I do know several people however who find it extremely important to know the verses as well as the chapters. You simply need to decide how specific you want to get. Whichever you choose, the most important thing is to internalize in the correct order:
Then individual stories/thoughts…
If you follow this pattern – which is built into this entire Bible study process – you will find that knowing the chapters simply comes with moving through Foundation, Framing, and Finish Work. Learning the verse references will need to be an extra step you add on if you deem that to be important.
Don’t try to internalize something you do not know.
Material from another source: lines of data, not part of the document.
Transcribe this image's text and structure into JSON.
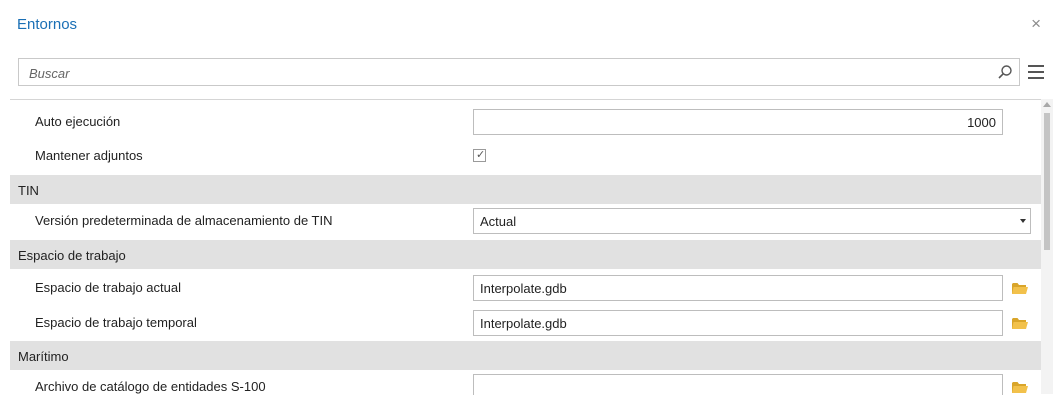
{
  "window": {
    "title": "Entornos",
    "close_glyph": "×"
  },
  "search": {
    "placeholder": "Buscar"
  },
  "icons": {
    "search": "search-icon",
    "menu": "hamburger-menu-icon",
    "folder": "folder-icon",
    "close": "close-icon"
  },
  "colors": {
    "title": "#1a6fb5",
    "category_bg": "#e1e1e1",
    "folder": "#e6b534"
  },
  "settings": {
    "auto_ejecucion": {
      "label": "Auto ejecución",
      "value": "1000"
    },
    "mantener_adjuntos": {
      "label": "Mantener adjuntos",
      "checked": true,
      "check_glyph": "✓"
    },
    "tin": {
      "category": "TIN",
      "version": {
        "label": "Versión predeterminada de almacenamiento de TIN",
        "value": "Actual"
      }
    },
    "espacio_trabajo": {
      "category": "Espacio de trabajo",
      "actual": {
        "label": "Espacio de trabajo actual",
        "value": "Interpolate.gdb"
      },
      "temporal": {
        "label": "Espacio de trabajo temporal",
        "value": "Interpolate.gdb"
      }
    },
    "maritimo": {
      "category": "Marítimo",
      "catalogo": {
        "label": "Archivo de catálogo de entidades S-100",
        "value": ""
      }
    }
  }
}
Now, this might seem obvious if you are weaving Scripture Internalization into your study of an entire book. However, there may be times when you want to learn an individual verse or paragraph that has special meaning for you. My encouragement at times like these is to make sure you spend some time familiarizing yourself with the surrounding context.
Let’s say you want to learn II Peter 1:3-4:
HIS DIVINE POWER HAS GIVEN US EVERYTHING WE NEED FOR LIFE AND GODLINESS THROUGH OUR KNOWLEDGE OF HIM WHO CALLED US BY HIS OWN GLORY AND GOODNESS. THROUGH THESE HE HAS GIVEN US HIS VERY GREAT AND PRECIOUS PROMISES, SO THAT THROUGH THEM YOU MAY PARTICIPATE IN THE DIVINE NATURE AND ESCAPE THE CORRUPTION IN THE WORLD CAUSED BY EVIL DESIRES.”
Before learning these verses, it will be extremely helpful for you to take even a few days and apply the Foundational Reading techniques to II Peter. As you become a bit more familiar with the letter, you will find that even these two verses hold greater meaning for you because you know the context in which they were written.
Who knows? You might even find yourself making II Peter the next book you choose to study and internalize!